**Exercise description:**
Reproduce the records below exactly; the images should not appear.

Items from an interface collection
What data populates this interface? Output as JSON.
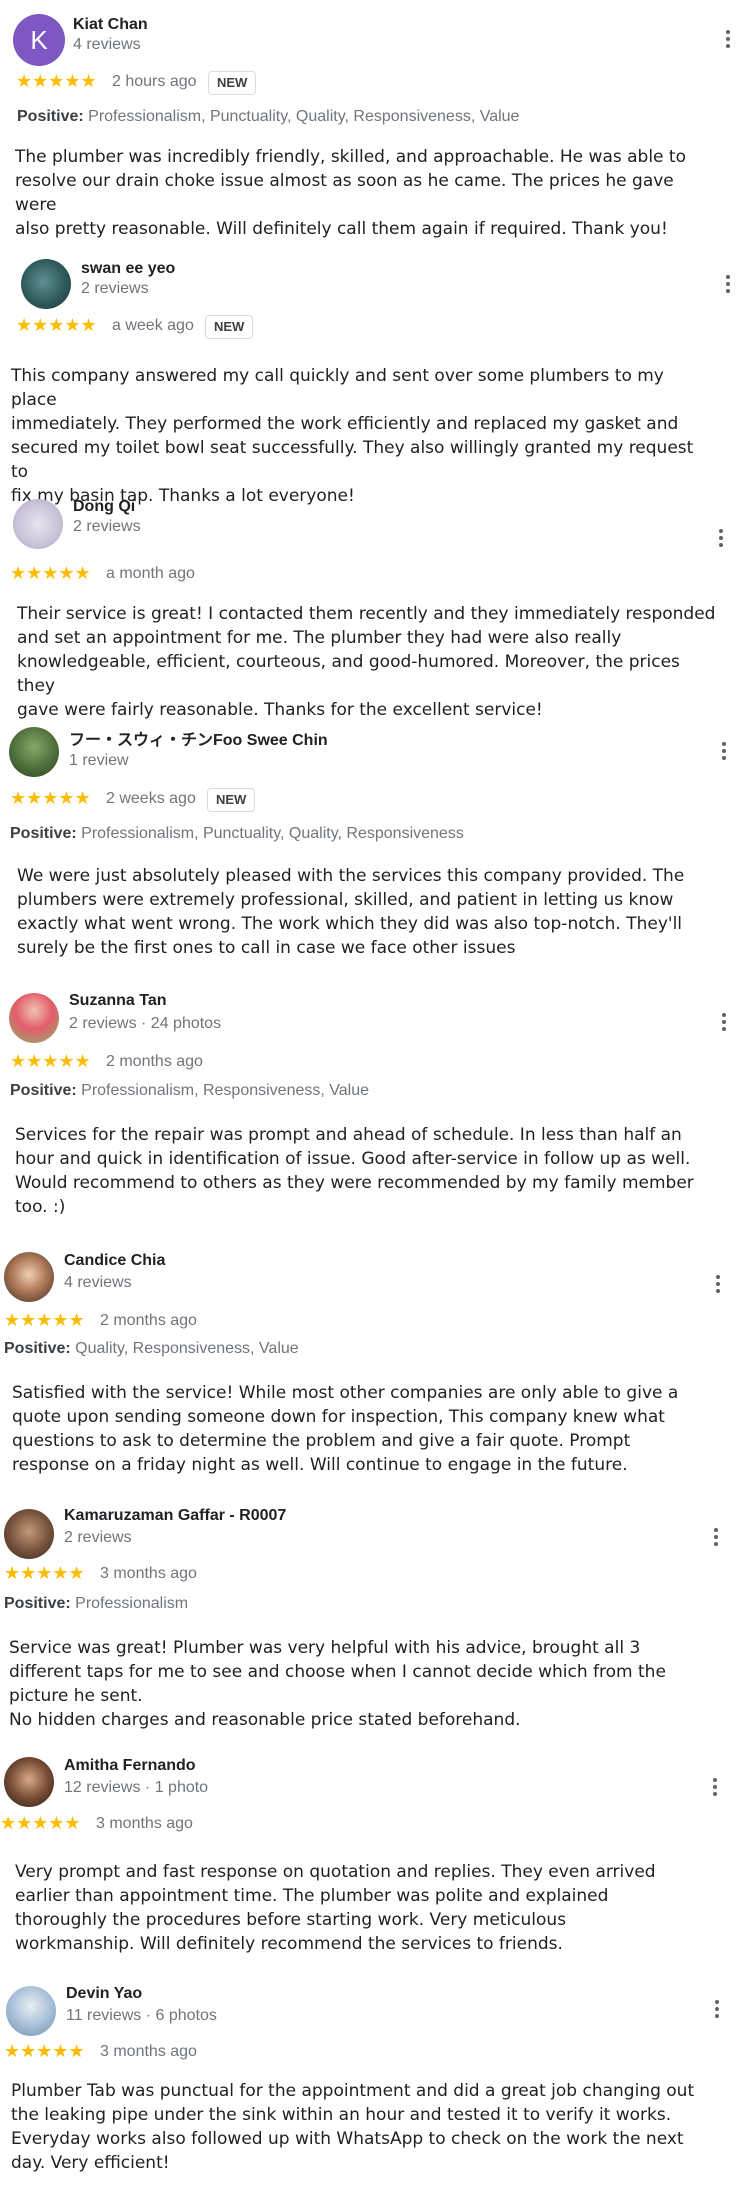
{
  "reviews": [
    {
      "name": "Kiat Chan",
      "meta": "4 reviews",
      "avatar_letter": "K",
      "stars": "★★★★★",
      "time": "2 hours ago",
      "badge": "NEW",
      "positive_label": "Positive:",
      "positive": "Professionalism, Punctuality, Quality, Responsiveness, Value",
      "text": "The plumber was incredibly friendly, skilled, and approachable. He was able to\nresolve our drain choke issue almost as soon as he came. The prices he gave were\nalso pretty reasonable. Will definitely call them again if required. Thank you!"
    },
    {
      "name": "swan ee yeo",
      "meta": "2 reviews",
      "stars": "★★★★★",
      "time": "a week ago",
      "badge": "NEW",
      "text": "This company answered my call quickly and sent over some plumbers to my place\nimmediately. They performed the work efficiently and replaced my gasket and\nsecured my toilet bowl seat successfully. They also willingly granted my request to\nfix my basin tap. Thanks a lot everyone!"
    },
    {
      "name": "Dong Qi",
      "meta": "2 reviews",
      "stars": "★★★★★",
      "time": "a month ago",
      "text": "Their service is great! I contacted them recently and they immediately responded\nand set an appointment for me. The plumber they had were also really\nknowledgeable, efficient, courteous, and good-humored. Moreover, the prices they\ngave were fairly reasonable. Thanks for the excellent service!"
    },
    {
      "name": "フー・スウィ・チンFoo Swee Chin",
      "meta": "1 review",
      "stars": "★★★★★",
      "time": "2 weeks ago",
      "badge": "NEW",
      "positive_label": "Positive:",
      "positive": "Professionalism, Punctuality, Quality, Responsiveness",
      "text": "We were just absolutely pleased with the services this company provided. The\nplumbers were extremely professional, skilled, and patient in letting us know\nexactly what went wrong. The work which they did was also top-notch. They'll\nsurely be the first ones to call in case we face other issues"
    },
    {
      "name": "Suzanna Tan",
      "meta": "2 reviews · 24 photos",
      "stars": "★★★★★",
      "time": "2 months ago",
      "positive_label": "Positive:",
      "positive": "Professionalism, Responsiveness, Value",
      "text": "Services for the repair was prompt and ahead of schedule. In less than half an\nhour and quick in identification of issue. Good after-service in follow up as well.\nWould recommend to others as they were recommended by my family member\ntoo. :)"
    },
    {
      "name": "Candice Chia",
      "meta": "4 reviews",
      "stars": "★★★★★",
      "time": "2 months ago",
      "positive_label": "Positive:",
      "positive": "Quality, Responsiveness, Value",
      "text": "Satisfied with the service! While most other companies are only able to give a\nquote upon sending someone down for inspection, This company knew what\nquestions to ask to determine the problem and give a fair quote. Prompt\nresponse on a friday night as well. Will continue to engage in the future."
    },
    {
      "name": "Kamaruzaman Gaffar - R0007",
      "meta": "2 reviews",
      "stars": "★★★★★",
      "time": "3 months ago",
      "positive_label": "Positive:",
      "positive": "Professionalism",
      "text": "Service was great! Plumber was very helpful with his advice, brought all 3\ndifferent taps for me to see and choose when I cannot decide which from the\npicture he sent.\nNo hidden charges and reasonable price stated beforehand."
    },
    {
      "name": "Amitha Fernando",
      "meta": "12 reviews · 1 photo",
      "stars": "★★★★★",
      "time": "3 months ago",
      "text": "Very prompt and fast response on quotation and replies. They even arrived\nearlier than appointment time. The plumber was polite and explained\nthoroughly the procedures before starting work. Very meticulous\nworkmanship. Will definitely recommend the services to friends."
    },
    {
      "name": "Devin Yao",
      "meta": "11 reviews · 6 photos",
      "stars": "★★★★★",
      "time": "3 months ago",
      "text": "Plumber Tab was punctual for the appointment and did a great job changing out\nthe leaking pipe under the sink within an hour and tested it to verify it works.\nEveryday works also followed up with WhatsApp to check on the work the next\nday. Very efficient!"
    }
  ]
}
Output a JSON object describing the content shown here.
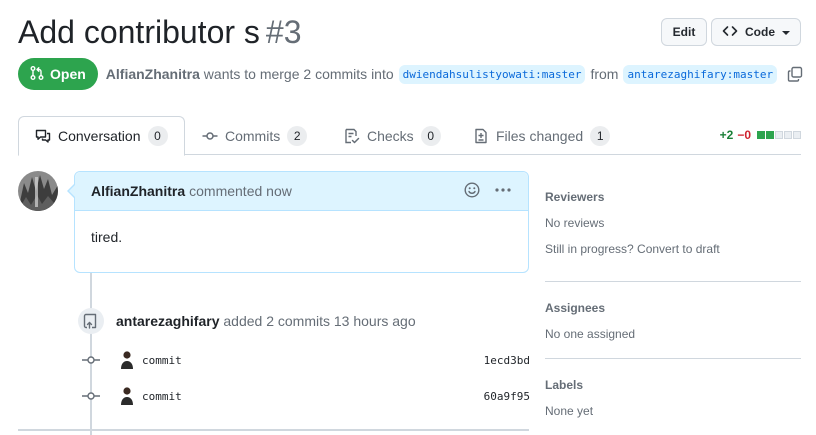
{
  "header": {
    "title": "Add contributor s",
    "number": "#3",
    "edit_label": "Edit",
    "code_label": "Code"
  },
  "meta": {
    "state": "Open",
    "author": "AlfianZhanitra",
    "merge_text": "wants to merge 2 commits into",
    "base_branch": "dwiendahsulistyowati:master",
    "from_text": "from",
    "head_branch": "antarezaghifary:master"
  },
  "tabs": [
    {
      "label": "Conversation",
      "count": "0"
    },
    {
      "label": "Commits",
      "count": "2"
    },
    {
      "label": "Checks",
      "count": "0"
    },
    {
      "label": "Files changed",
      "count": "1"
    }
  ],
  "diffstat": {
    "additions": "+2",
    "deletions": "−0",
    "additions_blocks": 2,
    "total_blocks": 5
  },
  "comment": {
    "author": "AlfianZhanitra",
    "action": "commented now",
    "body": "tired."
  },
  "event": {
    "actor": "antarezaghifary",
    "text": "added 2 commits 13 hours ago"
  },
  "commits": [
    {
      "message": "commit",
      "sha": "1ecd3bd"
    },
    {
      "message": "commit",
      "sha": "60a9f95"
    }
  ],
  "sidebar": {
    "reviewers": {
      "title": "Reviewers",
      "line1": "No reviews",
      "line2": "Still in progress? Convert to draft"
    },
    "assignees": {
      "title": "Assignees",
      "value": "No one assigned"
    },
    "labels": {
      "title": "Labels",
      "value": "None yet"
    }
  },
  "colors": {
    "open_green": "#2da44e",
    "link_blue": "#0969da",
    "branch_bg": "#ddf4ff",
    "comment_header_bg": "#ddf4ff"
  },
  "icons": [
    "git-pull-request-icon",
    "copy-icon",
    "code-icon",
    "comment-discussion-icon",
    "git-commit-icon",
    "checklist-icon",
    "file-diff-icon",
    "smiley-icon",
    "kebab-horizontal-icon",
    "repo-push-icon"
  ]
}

**Task result:**
What data populates this interface? Output as JSON.
{
  "reviews": [
    {
      "name": "Kiat Chan",
      "meta": "4 reviews",
      "avatar_letter": "K",
      "stars": "★★★★★",
      "time": "2 hours ago",
      "badge": "NEW",
      "positive_label": "Positive:",
      "positive": "Professionalism, Punctuality, Quality, Responsiveness, Value",
      "text": "The plumber was incredibly friendly, skilled, and approachable. He was able to\nresolve our drain choke issue almost as soon as he came. The prices he gave were\nalso pretty reasonable. Will definitely call them again if required. Thank you!"
    },
    {
      "name": "swan ee yeo",
      "meta": "2 reviews",
      "stars": "★★★★★",
      "time": "a week ago",
      "badge": "NEW",
      "text": "This company answered my call quickly and sent over some plumbers to my place\nimmediately. They performed the work efficiently and replaced my gasket and\nsecured my toilet bowl seat successfully. They also willingly granted my request to\nfix my basin tap. Thanks a lot everyone!"
    },
    {
      "name": "Dong Qi",
      "meta": "2 reviews",
      "stars": "★★★★★",
      "time": "a month ago",
      "text": "Their service is great! I contacted them recently and they immediately responded\nand set an appointment for me. The plumber they had were also really\nknowledgeable, efficient, courteous, and good-humored. Moreover, the prices they\ngave were fairly reasonable. Thanks for the excellent service!"
    },
    {
      "name": "フー・スウィ・チンFoo Swee Chin",
      "meta": "1 review",
      "stars": "★★★★★",
      "time": "2 weeks ago",
      "badge": "NEW",
      "positive_label": "Positive:",
      "positive": "Professionalism, Punctuality, Quality, Responsiveness",
      "text": "We were just absolutely pleased with the services this company provided. The\nplumbers were extremely professional, skilled, and patient in letting us know\nexactly what went wrong. The work which they did was also top-notch. They'll\nsurely be the first ones to call in case we face other issues"
    },
    {
      "name": "Suzanna Tan",
      "meta": "2 reviews · 24 photos",
      "stars": "★★★★★",
      "time": "2 months ago",
      "positive_label": "Positive:",
      "positive": "Professionalism, Responsiveness, Value",
      "text": "Services for the repair was prompt and ahead of schedule. In less than half an\nhour and quick in identification of issue. Good after-service in follow up as well.\nWould recommend to others as they were recommended by my family member\ntoo. :)"
    },
    {
      "name": "Candice Chia",
      "meta": "4 reviews",
      "stars": "★★★★★",
      "time": "2 months ago",
      "positive_label": "Positive:",
      "positive": "Quality, Responsiveness, Value",
      "text": "Satisfied with the service! While most other companies are only able to give a\nquote upon sending someone down for inspection, This company knew what\nquestions to ask to determine the problem and give a fair quote. Prompt\nresponse on a friday night as well. Will continue to engage in the future."
    },
    {
      "name": "Kamaruzaman Gaffar - R0007",
      "meta": "2 reviews",
      "stars": "★★★★★",
      "time": "3 months ago",
      "positive_label": "Positive:",
      "positive": "Professionalism",
      "text": "Service was great! Plumber was very helpful with his advice, brought all 3\ndifferent taps for me to see and choose when I cannot decide which from the\npicture he sent.\nNo hidden charges and reasonable price stated beforehand."
    },
    {
      "name": "Amitha Fernando",
      "meta": "12 reviews · 1 photo",
      "stars": "★★★★★",
      "time": "3 months ago",
      "text": "Very prompt and fast response on quotation and replies. They even arrived\nearlier than appointment time. The plumber was polite and explained\nthoroughly the procedures before starting work. Very meticulous\nworkmanship. Will definitely recommend the services to friends."
    },
    {
      "name": "Devin Yao",
      "meta": "11 reviews · 6 photos",
      "stars": "★★★★★",
      "time": "3 months ago",
      "text": "Plumber Tab was punctual for the appointment and did a great job changing out\nthe leaking pipe under the sink within an hour and tested it to verify it works.\nEveryday works also followed up with WhatsApp to check on the work the next\nday. Very efficient!"
    }
  ]
}
Output a JSON object describing the content shown here.
{
  "header": {
    "title": "Add contributor s",
    "number": "#3",
    "edit_label": "Edit",
    "code_label": "Code"
  },
  "meta": {
    "state": "Open",
    "author": "AlfianZhanitra",
    "merge_text": "wants to merge 2 commits into",
    "base_branch": "dwiendahsulistyowati:master",
    "from_text": "from",
    "head_branch": "antarezaghifary:master"
  },
  "tabs": [
    {
      "label": "Conversation",
      "count": "0"
    },
    {
      "label": "Commits",
      "count": "2"
    },
    {
      "label": "Checks",
      "count": "0"
    },
    {
      "label": "Files changed",
      "count": "1"
    }
  ],
  "diffstat": {
    "additions": "+2",
    "deletions": "−0",
    "additions_blocks": 2,
    "total_blocks": 5
  },
  "comment": {
    "author": "AlfianZhanitra",
    "action": "commented now",
    "body": "tired."
  },
  "event": {
    "actor": "antarezaghifary",
    "text": "added 2 commits 13 hours ago"
  },
  "commits": [
    {
      "message": "commit",
      "sha": "1ecd3bd"
    },
    {
      "message": "commit",
      "sha": "60a9f95"
    }
  ],
  "sidebar": {
    "reviewers": {
      "title": "Reviewers",
      "line1": "No reviews",
      "line2": "Still in progress? Convert to draft"
    },
    "assignees": {
      "title": "Assignees",
      "value": "No one assigned"
    },
    "labels": {
      "title": "Labels",
      "value": "None yet"
    }
  },
  "colors": {
    "open_green": "#2da44e",
    "link_blue": "#0969da",
    "branch_bg": "#ddf4ff",
    "comment_header_bg": "#ddf4ff"
  },
  "icons": [
    "git-pull-request-icon",
    "copy-icon",
    "code-icon",
    "comment-discussion-icon",
    "git-commit-icon",
    "checklist-icon",
    "file-diff-icon",
    "smiley-icon",
    "kebab-horizontal-icon",
    "repo-push-icon"
  ]
}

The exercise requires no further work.